It must be cool to have coloured vinyl out as well?
I’ve been jealous for about two years going into JB and seeing the vinyl collection just getting bigger and bigger, and I’m like, “I want to see a Jets album,” because when All for One came out on, it wasn’t a massive vinyl run even in the beginning. Because CD’s had taken over everything. I’ve got vinyl singles and stuff like that, but yeah, to be able to walk into JB and see The Jets in the vinyl rack is very gratifying. I think all the fans will be stoked about it. It’s not like, as I said, we’re not reinventing the wheel, but I think the fans are going to be as happy as I am to know that they can go and there’ll be a Jets album in there.

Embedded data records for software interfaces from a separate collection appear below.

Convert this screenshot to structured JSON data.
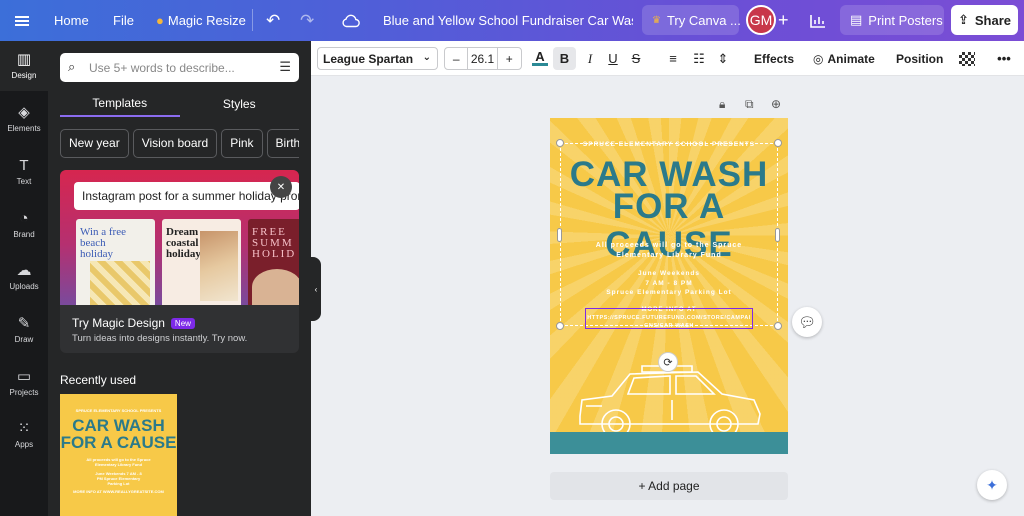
{
  "topbar": {
    "home": "Home",
    "file": "File",
    "magic_resize": "Magic Resize",
    "doc_title": "Blue and Yellow School Fundraiser Car Wash P...",
    "try_canva": "Try Canva ...",
    "avatar_initials": "GM",
    "print_posters": "Print Posters",
    "share": "Share"
  },
  "rail": [
    {
      "label": "Design",
      "icon": "layout-icon"
    },
    {
      "label": "Elements",
      "icon": "shapes-icon"
    },
    {
      "label": "Text",
      "icon": "text-icon"
    },
    {
      "label": "Brand",
      "icon": "brand-icon"
    },
    {
      "label": "Uploads",
      "icon": "cloud-upload-icon"
    },
    {
      "label": "Draw",
      "icon": "pen-icon"
    },
    {
      "label": "Projects",
      "icon": "folder-icon"
    },
    {
      "label": "Apps",
      "icon": "grid-icon"
    }
  ],
  "panel": {
    "search_placeholder": "Use 5+ words to describe...",
    "tabs": [
      "Templates",
      "Styles"
    ],
    "chips": [
      "New year",
      "Vision board",
      "Pink",
      "Birth"
    ],
    "promo_input": "Instagram post for a summer holiday promo",
    "promo_cards": [
      {
        "text": "Win a free beach holiday"
      },
      {
        "text": "Dream coastal holiday"
      },
      {
        "text": "FREE SUMM HOLID"
      }
    ],
    "promo_title": "Try Magic Design",
    "promo_badge": "New",
    "promo_sub": "Turn ideas into designs instantly. Try now.",
    "recent_heading": "Recently used",
    "recent_thumb": {
      "line1": "SPRUCE ELEMENTARY SCHOOL PRESENTS",
      "line2": "CAR WASH",
      "line3": "FOR A CAUSE",
      "line4": "All proceeds will go to the Spruce Elementary Library Fund",
      "line5": "June Weekends 7 AM - 8 PM Spruce Elementary Parking Lot",
      "line6": "MORE INFO AT WWW.REALLYGREATSITE.COM"
    }
  },
  "toolbar": {
    "font": "League Spartan",
    "size": "26.1",
    "minus": "–",
    "plus": "+",
    "effects": "Effects",
    "animate": "Animate",
    "position": "Position"
  },
  "poster": {
    "presents": "SPRUCE ELEMENTARY SCHOOL PRESENTS",
    "headline1": "CAR WASH",
    "headline2": "FOR A CAUSE",
    "proceeds": "All proceeds will go to the Spruce Elementary Library Fund",
    "when1": "June Weekends",
    "when2": "7 AM - 8 PM",
    "where": "Spruce Elementary Parking Lot",
    "more_info": "MORE INFO AT",
    "url": "HTTPS://SPRUCE.FUTUREFUND.COM/STORE/CAMPAIGNS/CAR-WASH"
  },
  "add_page": "+ Add page",
  "colors": {
    "poster_bg": "#f7c948",
    "headline": "#2b7a8a",
    "ground": "#3c8f98",
    "accent": "#7d2ae8"
  }
}
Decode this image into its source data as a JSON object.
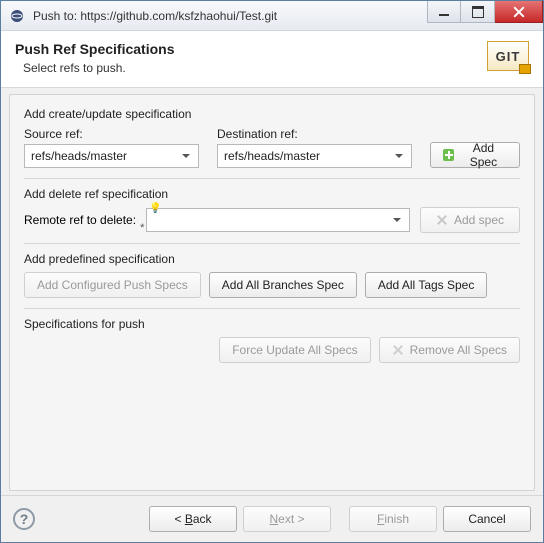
{
  "window": {
    "title": "Push to: https://github.com/ksfzhaohui/Test.git"
  },
  "header": {
    "title": "Push Ref Specifications",
    "subtitle": "Select refs to push.",
    "badge": "GIT"
  },
  "create_update": {
    "section": "Add create/update specification",
    "source_label": "Source ref:",
    "source_value": "refs/heads/master",
    "dest_label": "Destination ref:",
    "dest_value": "refs/heads/master",
    "add_btn": "Add Spec"
  },
  "delete_spec": {
    "section": "Add delete ref specification",
    "label": "Remote ref to delete:",
    "value": "",
    "add_btn": "Add spec"
  },
  "predefined": {
    "section": "Add predefined specification",
    "configured_btn": "Add Configured Push Specs",
    "branches_btn": "Add All Branches Spec",
    "tags_btn": "Add All Tags Spec"
  },
  "specs_for_push": {
    "section": "Specifications for push",
    "force_btn": "Force Update All Specs",
    "remove_btn": "Remove All Specs"
  },
  "footer": {
    "back_prefix": "< ",
    "back_letter": "B",
    "back_rest": "ack",
    "next_letter": "N",
    "next_rest": "ext >",
    "finish_letter": "F",
    "finish_rest": "inish",
    "cancel": "Cancel"
  }
}
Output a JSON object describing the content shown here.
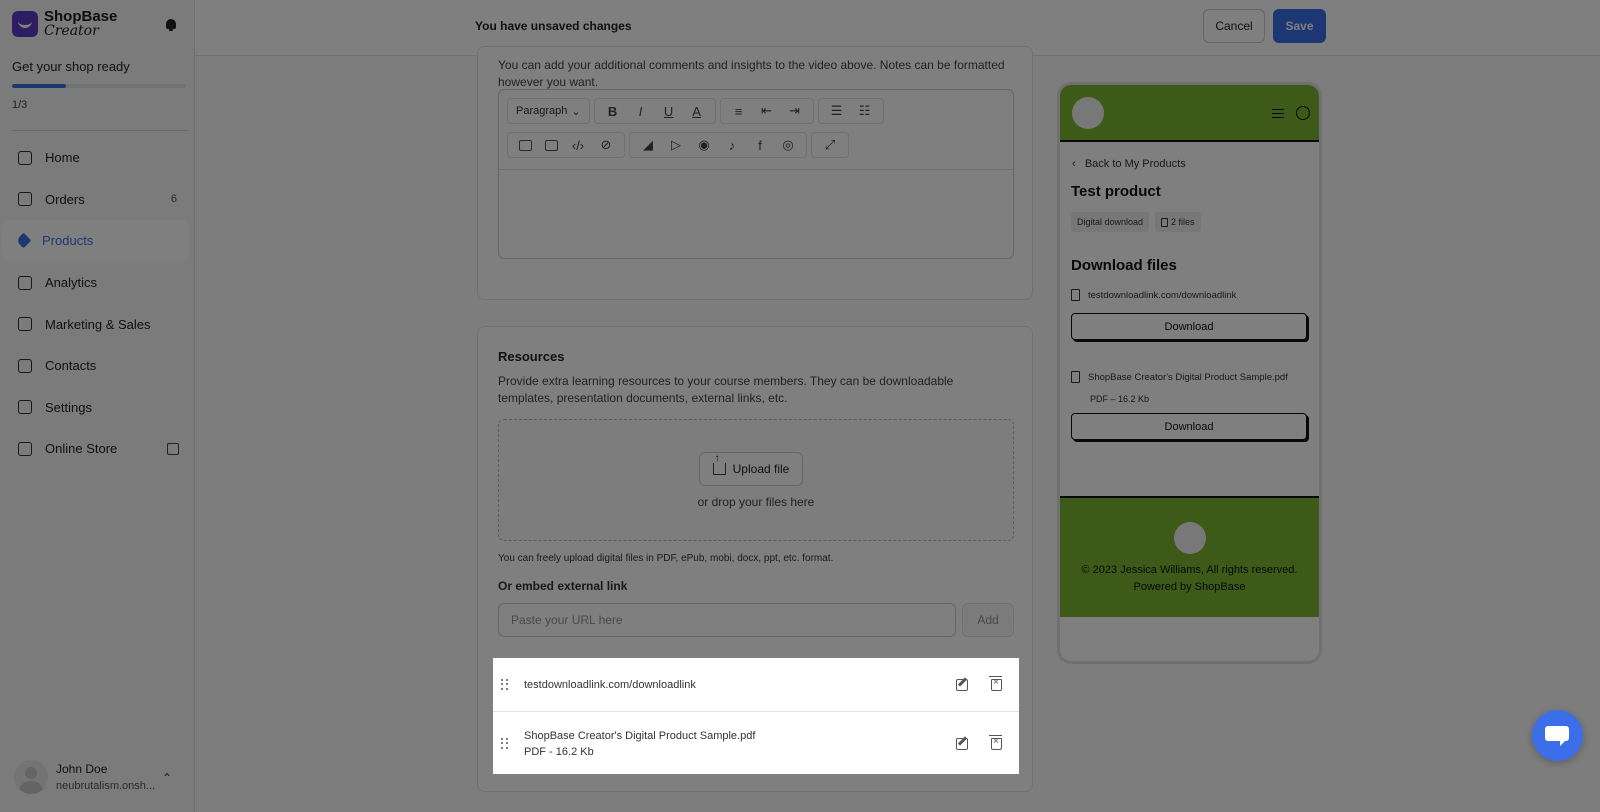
{
  "sidebar": {
    "logo_line1": "ShopBase",
    "logo_line2": "Creator",
    "shop_ready": "Get your shop ready",
    "progress_fraction": 0.31,
    "step": "1/3",
    "items": [
      {
        "label": "Home",
        "icon": "home-icon"
      },
      {
        "label": "Orders",
        "icon": "orders-icon",
        "badge": "6"
      },
      {
        "label": "Products",
        "icon": "tag-icon",
        "active": true
      },
      {
        "label": "Analytics",
        "icon": "analytics-icon"
      },
      {
        "label": "Marketing & Sales",
        "icon": "marketing-icon"
      },
      {
        "label": "Contacts",
        "icon": "contacts-icon"
      },
      {
        "label": "Settings",
        "icon": "gear-icon"
      },
      {
        "label": "Online Store",
        "icon": "store-icon"
      }
    ],
    "user": {
      "name": "John Doe",
      "store": "neubrutalism.onsh..."
    }
  },
  "topbar": {
    "status": "You have unsaved changes",
    "cancel_label": "Cancel",
    "save_label": "Save",
    "accent_color": "#3b6ee8"
  },
  "notes": {
    "text": "You can add your additional comments and insights to the video above. Notes can be formatted however you want.",
    "paragraph_select": "Paragraph"
  },
  "resources": {
    "title": "Resources",
    "description": "Provide extra learning resources to your course members. They can be downloadable templates, presentation documents, external links, etc.",
    "upload_label": "Upload file",
    "drop_text": "or drop your files here",
    "upload_note": "You can freely upload digital files in PDF, ePub, mobi, docx, ppt, etc. format.",
    "embed_label": "Or embed external link",
    "url_placeholder": "Paste your URL here",
    "add_label": "Add",
    "items": [
      {
        "name": "testdownloadlink.com/downloadlink"
      },
      {
        "name": "ShopBase Creator's Digital Product Sample.pdf",
        "meta": "PDF - 16.2 Kb"
      }
    ]
  },
  "preview": {
    "back_link": "Back to My Products",
    "product_title": "Test product",
    "tags": [
      "Digital download",
      "2 files"
    ],
    "download_title": "Download files",
    "files": [
      {
        "name": "testdownloadlink.com/downloadlink"
      },
      {
        "name": "ShopBase Creator's Digital Product Sample.pdf",
        "meta": "PDF – 16.2 Kb"
      }
    ],
    "download_label": "Download",
    "copyright": "© 2023 Jessica Williams, All rights reserved.",
    "powered_by": "Powered by ShopBase",
    "theme_color": "#7ab530"
  }
}
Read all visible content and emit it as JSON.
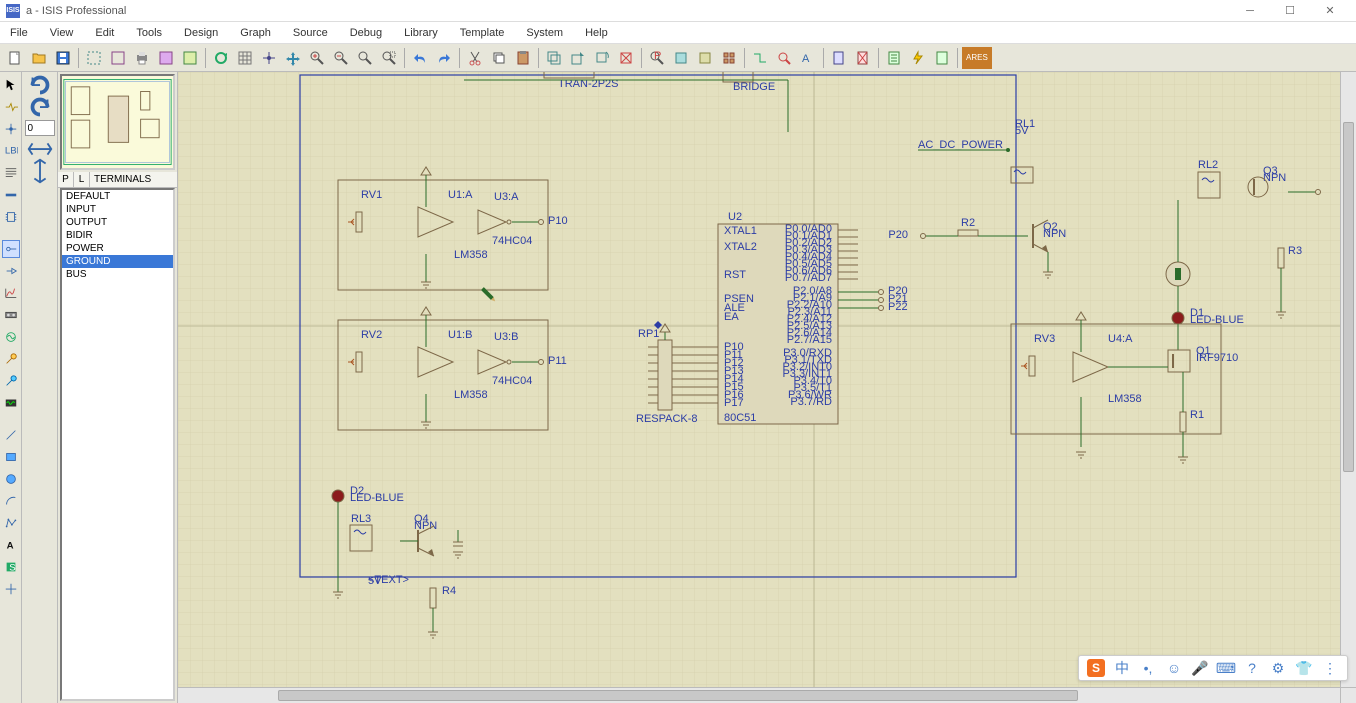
{
  "window": {
    "title": "a - ISIS Professional"
  },
  "menu": [
    "File",
    "View",
    "Edit",
    "Tools",
    "Design",
    "Graph",
    "Source",
    "Debug",
    "Library",
    "Template",
    "System",
    "Help"
  ],
  "rotation_input": "0",
  "sidebar": {
    "header_p": "P",
    "header_l": "L",
    "header_title": "TERMINALS",
    "items": [
      "DEFAULT",
      "INPUT",
      "OUTPUT",
      "BIDIR",
      "POWER",
      "GROUND",
      "BUS"
    ],
    "selected_index": 5
  },
  "toolbar_ares": "ARES",
  "schematic": {
    "components": {
      "RV1": "RV1",
      "RV2": "RV2",
      "RV3": "RV3",
      "U1A": "U1:A",
      "U1B": "U1:B",
      "U3A": "U3:A",
      "U3B": "U3:B",
      "U4A": "U4:A",
      "LM358_1": "LM358",
      "LM358_2": "LM358",
      "LM358_3": "LM358",
      "AHC04_1": "74HC04",
      "AHC04_2": "74HC04",
      "U2": "U2",
      "RP1": "RP1",
      "RESPACK": "RESPACK-8",
      "TRAN": "TRAN-2P2S",
      "BRIDGE": "BRIDGE",
      "RL1": "RL1",
      "RL2": "RL2",
      "RL3": "RL3",
      "R2": "R2",
      "R3": "R3",
      "R4": "R4",
      "Q1": "Q1",
      "IRF9710": "IRF9710",
      "Q2": "Q2",
      "Q3": "Q3",
      "Q4": "Q4",
      "NPN": "NPN",
      "D1": "D1",
      "LED_BLUE": "LED-BLUE",
      "D2": "D2",
      "D2_sub": "LED-BLUE",
      "P10": "P10",
      "P11": "P11",
      "P20": "P20",
      "P20R": "P20",
      "P21": "P21",
      "P22": "P22",
      "AC_DC": "AC_DC_POWER",
      "text_5v_1": "5V",
      "text_5v_2": "5V",
      "text_text": "<TEXT>",
      "chip_pins_left": [
        "XTAL1",
        "XTAL2",
        "",
        "RST",
        "",
        "PSEN",
        "ALE",
        "EA",
        "",
        "",
        "P10",
        "P11",
        "P12",
        "P13",
        "P14",
        "P15",
        "P16",
        "P17"
      ],
      "chip_pins_right": [
        "P0.0/AD0",
        "P0.1/AD1",
        "P0.2/AD2",
        "P0.3/AD3",
        "P0.4/AD4",
        "P0.5/AD5",
        "P0.6/AD6",
        "P0.7/AD7",
        "",
        "P2.0/A8",
        "P2.1/A9",
        "P2.2/A10",
        "P2.3/A11",
        "P2.4/A12",
        "P2.5/A13",
        "P2.6/A14",
        "P2.7/A15",
        "",
        "P3.0/RXD",
        "P3.1/TXD",
        "P3.2/INT0",
        "P3.3/INT1",
        "P3.4/T0",
        "P3.5/T1",
        "P3.6/WR",
        "P3.7/RD"
      ],
      "chip_bottom": "80C51"
    }
  },
  "ime": {
    "chars": [
      "中",
      "•,",
      "☺",
      "🎤",
      "⌨",
      "?",
      "⚙",
      "👕",
      "⋮"
    ]
  }
}
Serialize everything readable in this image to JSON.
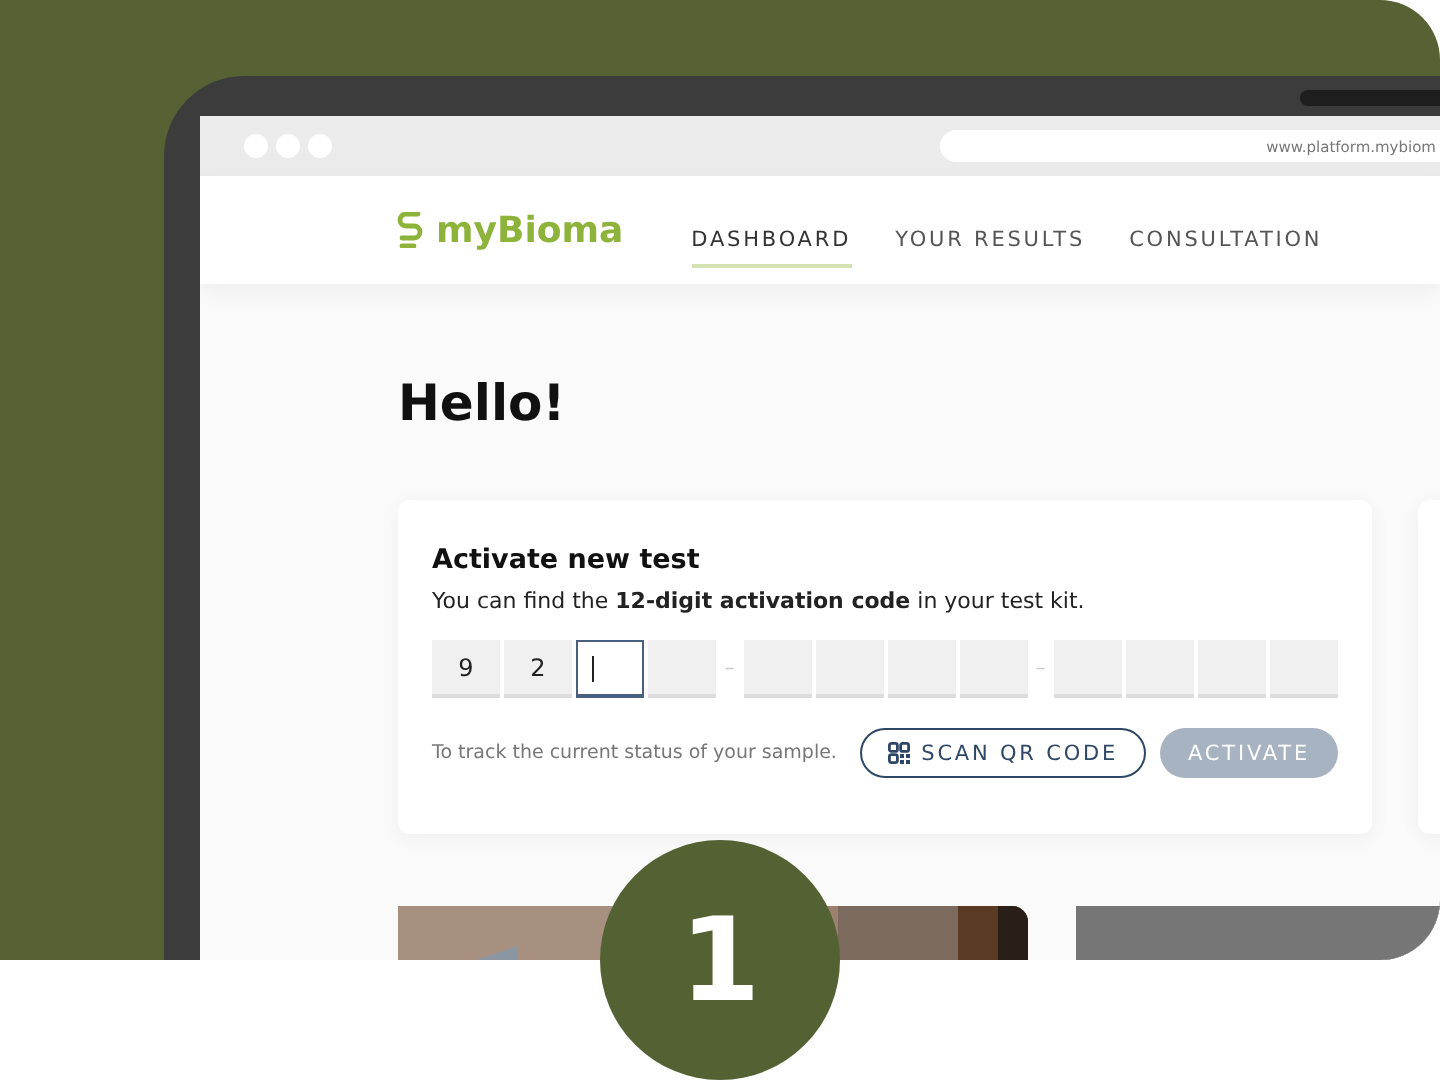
{
  "browser": {
    "url": "www.platform.mybiom"
  },
  "nav": {
    "logo": "myBioma",
    "items": [
      {
        "label": "DASHBOARD",
        "selected": true
      },
      {
        "label": "YOUR RESULTS",
        "selected": false
      },
      {
        "label": "CONSULTATION",
        "selected": false
      }
    ]
  },
  "greeting": "Hello!",
  "activation_card": {
    "title": "Activate new test",
    "description": "You can find the **12-digit activation code** in your test kit.",
    "code_groups": [
      {
        "cells": [
          {
            "value": "9",
            "focused": false
          },
          {
            "value": "2",
            "focused": false
          },
          {
            "focused": true
          },
          {
            "focused": false
          }
        ]
      },
      {
        "cells": [
          {
            "focused": false
          },
          {
            "focused": false
          },
          {
            "focused": false
          },
          {
            "focused": false
          }
        ]
      },
      {
        "cells": [
          {
            "focused": false
          },
          {
            "focused": false
          },
          {
            "focused": false
          },
          {
            "focused": false
          }
        ]
      }
    ],
    "separators": [
      "–",
      "–"
    ],
    "hint": "To track the current status of your sample.",
    "scan_button": "SCAN QR CODE",
    "activate_button": {
      "label": "ACTIVATE",
      "disabled": true
    }
  },
  "step_badge": "1"
}
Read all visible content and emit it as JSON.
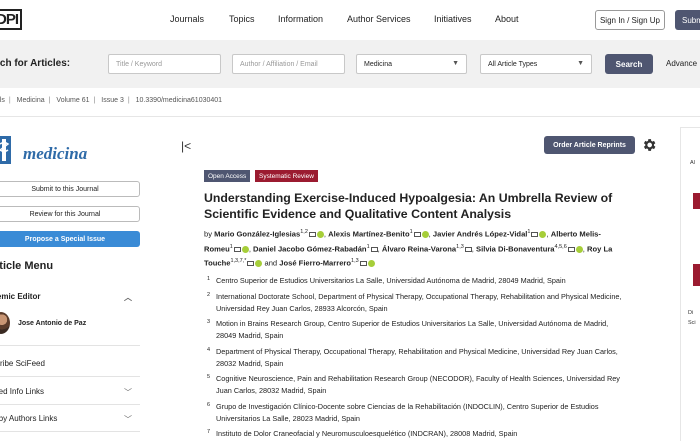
{
  "header": {
    "logo": "DPI",
    "nav": [
      "Journals",
      "Topics",
      "Information",
      "Author Services",
      "Initiatives",
      "About"
    ],
    "sign_in": "Sign In / Sign Up",
    "submit": "Subm"
  },
  "search": {
    "title": "rch for Articles:",
    "title_placeholder": "Title / Keyword",
    "author_placeholder": "Author / Affiliation / Email",
    "journal_value": "Medicina",
    "type_value": "All Article Types",
    "search_button": "Search",
    "advanced": "Advance"
  },
  "breadcrumb": [
    "nals",
    "Medicina",
    "Volume 61",
    "Issue 3",
    "10.3390/medicina61030401"
  ],
  "sidebar": {
    "journal_name": "medicina",
    "submit_btn": "Submit to this Journal",
    "review_btn": "Review for this Journal",
    "special_issue_btn": "Propose a Special Issue",
    "menu_title": "rticle Menu",
    "academic_editor_label": "demic Editor",
    "editor_name": "Jose Antonio de Paz",
    "items": [
      "scribe SciFeed",
      "ated Info Links",
      "e by Authors Links"
    ]
  },
  "main": {
    "reprints_button": "Order Article Reprints",
    "badges": [
      "Open Access",
      "Systematic Review"
    ],
    "title": "Understanding Exercise-Induced Hypoalgesia: An Umbrella Review of Scientific Evidence and Qualitative Content Analysis",
    "authors_by": "by",
    "authors": [
      {
        "name": "Mario González-Iglesias",
        "aff": "1,2"
      },
      {
        "name": "Alexis Martínez-Benito",
        "aff": "1"
      },
      {
        "name": "Javier Andrés López-Vidal",
        "aff": "1"
      },
      {
        "name": "Alberto Melis-Romeu",
        "aff": "1"
      },
      {
        "name": "Daniel Jacobo Gómez-Rabadán",
        "aff": "1"
      },
      {
        "name": "Álvaro Reina-Varona",
        "aff": "1,3"
      },
      {
        "name": "Silvia Di-Bonaventura",
        "aff": "4,5,6"
      },
      {
        "name": "Roy La Touche",
        "aff": "1,3,7,*"
      },
      {
        "name": "José Fierro-Marrero",
        "aff": "1,3"
      }
    ],
    "and": "and",
    "affiliations": [
      {
        "n": "1",
        "text": "Centro Superior de Estudios Universitarios La Salle, Universidad Autónoma de Madrid, 28049 Madrid, Spain"
      },
      {
        "n": "2",
        "text": "International Doctorate School, Department of Physical Therapy, Occupational Therapy, Rehabilitation and Physical Medicine, Universidad Rey Juan Carlos, 28933 Alcorcón, Spain"
      },
      {
        "n": "3",
        "text": "Motion in Brains Research Group, Centro Superior de Estudios Universitarios La Salle, Universidad Autónoma de Madrid, 28049 Madrid, Spain"
      },
      {
        "n": "4",
        "text": "Department of Physical Therapy, Occupational Therapy, Rehabilitation and Physical Medicine, Universidad Rey Juan Carlos, 28032 Madrid, Spain"
      },
      {
        "n": "5",
        "text": "Cognitive Neuroscience, Pain and Rehabilitation Research Group (NECODOR), Faculty of Health Sciences, Universidad Rey Juan Carlos, 28032 Madrid, Spain"
      },
      {
        "n": "6",
        "text": "Grupo de Investigación Clínico-Docente sobre Ciencias de la Rehabilitación (INDOCLIN), Centro Superior de Estudios Universitarios La Salle, 28023 Madrid, Spain"
      },
      {
        "n": "7",
        "text": "Instituto de Dolor Craneofacial y Neuromusculoesquelético (INDCRAN), 28008 Madrid, Spain"
      }
    ]
  },
  "right": {
    "text1": "Al",
    "text2": "Di",
    "text3": "Sci"
  }
}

Hopefully we’ll be doing a next version of Tear of Thought in a couple years. That’ll be after our next studio album comes out.
With the tour coming up, obviously there will be a lot of excitement building up. Are you looking to play the album start to end, or are you it up a little bit?
Yeah, we were just talking about that. I reckon start to finish is the way to go. I mean, it’s obviously not a new thing. Bands have started doing it probably five or ten years ago, but I just think it’s the best way to go is get out there and play the album start to finish, because it kind of clicks that thing in people’s minds. You know what song’s coming up on your favourite album, you know what’s next. You know that We Will Rock You is going to get straight into We Are the Champions. I think that’s the way we’re going to do it and then we’ll play a big set of all the other songs that aren’t on the album.
Having not played or tour much does the band feel rejuvenated and ready to go again?
I think there’s not many of us in the industry now who will go looking a gift horse in the mouth or taking anything for granted. My wife said to me the other day, “You’ve got this gap in the dates. They want you to do this.” And I’ll go, “Well, I’ll do it.” I’m like, “I’m never turning a gig down again.”
You mentioned a little bit earlier, a new album at some stage. That sounds exciting?
We’ve got a few songs in the can. Well, one song fully in the can. We’ve got about five that Cam, our drummer, put tracks down to while we were doing this re-record. That’s what we’re working towards next year will be the new album and just keep rolling on. I mean, obviously hitting milestones is good, but we’ve still got mountains to conquer. We’ve still got people to prove to that we are the best rock band in the world.
Interview By Rob Lyon
Catch The Screaming Jets on the following dates…